The system 1100 also includes one or more server(s) 1104. The server(s) 1104 can also be hardware and/or software (e.g., threads, processes, computing devices). The servers 1104 can house threads to perform transformations by employing the claimed subject matter, for example. One possible communication between a client 1102 and a server 1104 can be in the form of a data packet adapted to be transmitted between two or more computer processes. The data packet can include a cookie and/or associated contextual information, for example. The system 1100 includes a communication framework 1106 (e.g., a global communication network such as the Internet) that can be employed to facilitate communications between the client(s) 1102 and the server(s) 1104.
Communications can be facilitated via a wired (including optical fiber) and/or wireless technology. The client(s) 1102 are operatively connected to one or more client data store(s) 1108 that can be employed to store information local to the client(s) 1102 (e.g., cookie(s) and/or associated contextual information). Similarly, the server(s) 1104 are operatively connected to one or more server data store(s) 1110 that can be employed to store information local to the servers 1104.
What has been described above includes examples of the various embodiments. It is, of course, not possible to describe every conceivable combination of components or methodologies for purposes of describing the embodiments, but one of ordinary skill in the art can recognize that many further combinations and permutations are possible. Accordingly, the detailed description is intended to embrace all such alterations, modifications, and variations that fall within the spirit and scope of the appended claims.

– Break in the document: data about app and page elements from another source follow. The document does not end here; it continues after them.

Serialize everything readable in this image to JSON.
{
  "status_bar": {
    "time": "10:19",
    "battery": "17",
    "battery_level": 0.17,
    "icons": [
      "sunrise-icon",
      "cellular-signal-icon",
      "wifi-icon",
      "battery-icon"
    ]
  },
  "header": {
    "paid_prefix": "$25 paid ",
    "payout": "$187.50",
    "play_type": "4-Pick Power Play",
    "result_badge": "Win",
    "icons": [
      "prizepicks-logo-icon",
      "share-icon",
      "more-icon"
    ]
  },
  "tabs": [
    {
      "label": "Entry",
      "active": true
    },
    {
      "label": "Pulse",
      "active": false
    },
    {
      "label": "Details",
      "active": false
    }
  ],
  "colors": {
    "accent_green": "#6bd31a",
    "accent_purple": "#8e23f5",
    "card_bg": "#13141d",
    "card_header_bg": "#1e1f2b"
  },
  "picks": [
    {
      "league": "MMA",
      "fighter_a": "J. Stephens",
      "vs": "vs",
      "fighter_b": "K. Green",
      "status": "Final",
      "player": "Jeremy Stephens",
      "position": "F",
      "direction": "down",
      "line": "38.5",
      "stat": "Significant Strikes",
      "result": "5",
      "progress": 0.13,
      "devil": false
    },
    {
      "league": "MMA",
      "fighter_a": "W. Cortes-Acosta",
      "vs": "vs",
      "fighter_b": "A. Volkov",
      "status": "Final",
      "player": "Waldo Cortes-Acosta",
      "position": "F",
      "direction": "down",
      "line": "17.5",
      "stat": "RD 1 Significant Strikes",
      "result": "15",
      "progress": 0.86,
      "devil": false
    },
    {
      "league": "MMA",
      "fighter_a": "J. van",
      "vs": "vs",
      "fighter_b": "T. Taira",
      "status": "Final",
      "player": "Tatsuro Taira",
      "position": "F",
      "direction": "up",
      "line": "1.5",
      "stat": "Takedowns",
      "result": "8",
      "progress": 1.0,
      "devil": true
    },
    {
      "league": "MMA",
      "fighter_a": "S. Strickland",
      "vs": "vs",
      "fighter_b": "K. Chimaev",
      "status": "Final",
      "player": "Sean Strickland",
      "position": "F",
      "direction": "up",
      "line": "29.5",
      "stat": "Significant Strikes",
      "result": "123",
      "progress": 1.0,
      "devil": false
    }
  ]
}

In particular and in regard to the various functions performed by the above described components, devices, circuits, systems and the like, the terms (including a reference to a "means") used to describe such components are intended to correspond, unless otherwise indicated, to any component which performs the specified function of the described component (e.g., a functional equivalent), even though not structurally equivalent to the disclosed structure, which performs the function in the herein illustrated exemplary aspects of the embodiments. In this regard, it will also be recognized that the embodiments include a system as well as a computer-readable medium having computer-executable instructions for performing the acts and/or events of the various methods.
In addition, while a particular feature may have been disclosed with respect to only one of several implementations, such feature can be combined with one or more other features of the other implementations as may be desired and advantageous for any given or particular application. Furthermore, to the extent that the terms "includes," and "including" and variants thereof are used in either the detailed description or the claims, these terms are intended to be inclusive in a manner similar to the term "comprising."
Patent applications by Danyel Aharon Fisher, Seattle, WA US
Patent applications by Lili Cheng, Bellevue, WA US
Patent applications by Michael Anthony Affronti, Seattle, WA US
Patent applications by Scott J. Counts, Seattle, WA US
Patent applications by Microsoft Corporation
Patent applications in class MACHINE LEARNING
Patent applications in all subclasses MACHINE LEARNING